WORK REQUEST |
Give back every record verbatim, but not the pictures.

RAW DATA section start

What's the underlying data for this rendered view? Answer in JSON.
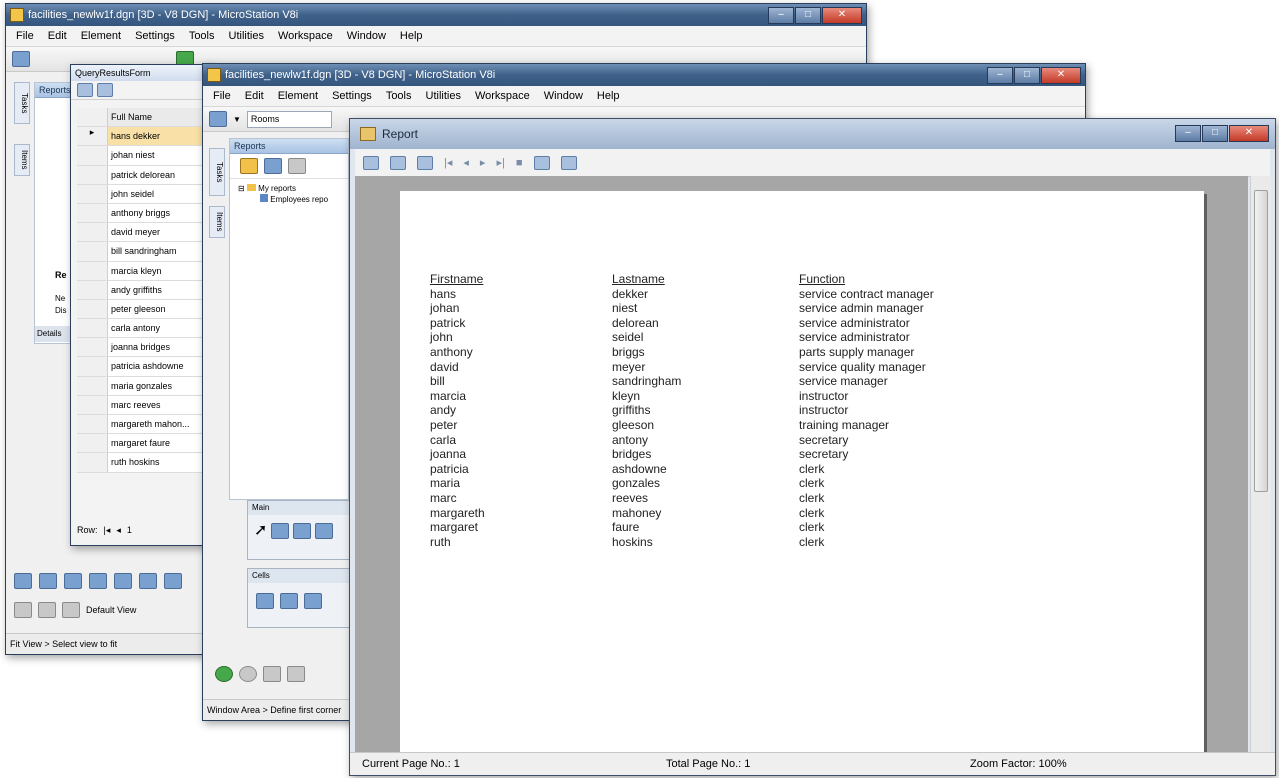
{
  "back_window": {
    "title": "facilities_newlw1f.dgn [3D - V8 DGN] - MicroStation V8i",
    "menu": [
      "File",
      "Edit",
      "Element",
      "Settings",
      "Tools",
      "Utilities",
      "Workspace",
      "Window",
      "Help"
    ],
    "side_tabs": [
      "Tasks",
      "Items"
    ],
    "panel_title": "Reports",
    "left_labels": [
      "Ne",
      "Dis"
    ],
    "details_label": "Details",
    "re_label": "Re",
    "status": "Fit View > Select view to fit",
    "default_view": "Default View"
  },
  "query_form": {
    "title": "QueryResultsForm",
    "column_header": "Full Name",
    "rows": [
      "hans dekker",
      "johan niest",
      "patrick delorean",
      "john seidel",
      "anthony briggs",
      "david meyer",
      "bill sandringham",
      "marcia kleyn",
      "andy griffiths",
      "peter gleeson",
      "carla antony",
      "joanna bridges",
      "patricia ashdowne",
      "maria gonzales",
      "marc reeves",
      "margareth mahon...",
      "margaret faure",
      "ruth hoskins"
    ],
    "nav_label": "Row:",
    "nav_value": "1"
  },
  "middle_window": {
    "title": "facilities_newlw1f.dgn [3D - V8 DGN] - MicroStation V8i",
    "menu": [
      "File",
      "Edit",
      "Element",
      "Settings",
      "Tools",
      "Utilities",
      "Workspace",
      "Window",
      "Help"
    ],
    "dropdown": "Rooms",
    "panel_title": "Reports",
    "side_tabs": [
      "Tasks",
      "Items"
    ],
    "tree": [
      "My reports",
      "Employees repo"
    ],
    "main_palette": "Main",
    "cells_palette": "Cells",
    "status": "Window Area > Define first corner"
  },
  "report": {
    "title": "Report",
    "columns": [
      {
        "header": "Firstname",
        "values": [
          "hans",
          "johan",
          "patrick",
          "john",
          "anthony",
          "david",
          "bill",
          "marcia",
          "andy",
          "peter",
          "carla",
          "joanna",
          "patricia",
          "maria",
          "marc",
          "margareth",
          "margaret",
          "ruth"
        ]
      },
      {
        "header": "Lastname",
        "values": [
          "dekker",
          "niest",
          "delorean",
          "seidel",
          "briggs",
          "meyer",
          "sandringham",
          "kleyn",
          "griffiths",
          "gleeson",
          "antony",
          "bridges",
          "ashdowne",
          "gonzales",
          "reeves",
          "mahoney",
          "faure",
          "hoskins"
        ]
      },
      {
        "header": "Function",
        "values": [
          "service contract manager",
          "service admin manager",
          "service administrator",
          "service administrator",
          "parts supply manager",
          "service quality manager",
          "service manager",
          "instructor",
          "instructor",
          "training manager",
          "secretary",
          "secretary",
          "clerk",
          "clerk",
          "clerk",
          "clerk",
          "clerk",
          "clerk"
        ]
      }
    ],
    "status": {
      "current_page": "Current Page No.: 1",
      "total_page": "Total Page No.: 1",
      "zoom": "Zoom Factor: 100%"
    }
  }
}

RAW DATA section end

TASK ANSWER |
What's the underlying data for this rendered view? Answer in JSON.
{
  "back_window": {
    "title": "facilities_newlw1f.dgn [3D - V8 DGN] - MicroStation V8i",
    "menu": [
      "File",
      "Edit",
      "Element",
      "Settings",
      "Tools",
      "Utilities",
      "Workspace",
      "Window",
      "Help"
    ],
    "side_tabs": [
      "Tasks",
      "Items"
    ],
    "panel_title": "Reports",
    "left_labels": [
      "Ne",
      "Dis"
    ],
    "details_label": "Details",
    "re_label": "Re",
    "status": "Fit View > Select view to fit",
    "default_view": "Default View"
  },
  "query_form": {
    "title": "QueryResultsForm",
    "column_header": "Full Name",
    "rows": [
      "hans dekker",
      "johan niest",
      "patrick delorean",
      "john seidel",
      "anthony briggs",
      "david meyer",
      "bill sandringham",
      "marcia kleyn",
      "andy griffiths",
      "peter gleeson",
      "carla antony",
      "joanna bridges",
      "patricia ashdowne",
      "maria gonzales",
      "marc reeves",
      "margareth mahon...",
      "margaret faure",
      "ruth hoskins"
    ],
    "nav_label": "Row:",
    "nav_value": "1"
  },
  "middle_window": {
    "title": "facilities_newlw1f.dgn [3D - V8 DGN] - MicroStation V8i",
    "menu": [
      "File",
      "Edit",
      "Element",
      "Settings",
      "Tools",
      "Utilities",
      "Workspace",
      "Window",
      "Help"
    ],
    "dropdown": "Rooms",
    "panel_title": "Reports",
    "side_tabs": [
      "Tasks",
      "Items"
    ],
    "tree": [
      "My reports",
      "Employees repo"
    ],
    "main_palette": "Main",
    "cells_palette": "Cells",
    "status": "Window Area > Define first corner"
  },
  "report": {
    "title": "Report",
    "columns": [
      {
        "header": "Firstname",
        "values": [
          "hans",
          "johan",
          "patrick",
          "john",
          "anthony",
          "david",
          "bill",
          "marcia",
          "andy",
          "peter",
          "carla",
          "joanna",
          "patricia",
          "maria",
          "marc",
          "margareth",
          "margaret",
          "ruth"
        ]
      },
      {
        "header": "Lastname",
        "values": [
          "dekker",
          "niest",
          "delorean",
          "seidel",
          "briggs",
          "meyer",
          "sandringham",
          "kleyn",
          "griffiths",
          "gleeson",
          "antony",
          "bridges",
          "ashdowne",
          "gonzales",
          "reeves",
          "mahoney",
          "faure",
          "hoskins"
        ]
      },
      {
        "header": "Function",
        "values": [
          "service contract manager",
          "service admin manager",
          "service administrator",
          "service administrator",
          "parts supply manager",
          "service quality manager",
          "service manager",
          "instructor",
          "instructor",
          "training manager",
          "secretary",
          "secretary",
          "clerk",
          "clerk",
          "clerk",
          "clerk",
          "clerk",
          "clerk"
        ]
      }
    ],
    "status": {
      "current_page": "Current Page No.: 1",
      "total_page": "Total Page No.: 1",
      "zoom": "Zoom Factor: 100%"
    }
  }
}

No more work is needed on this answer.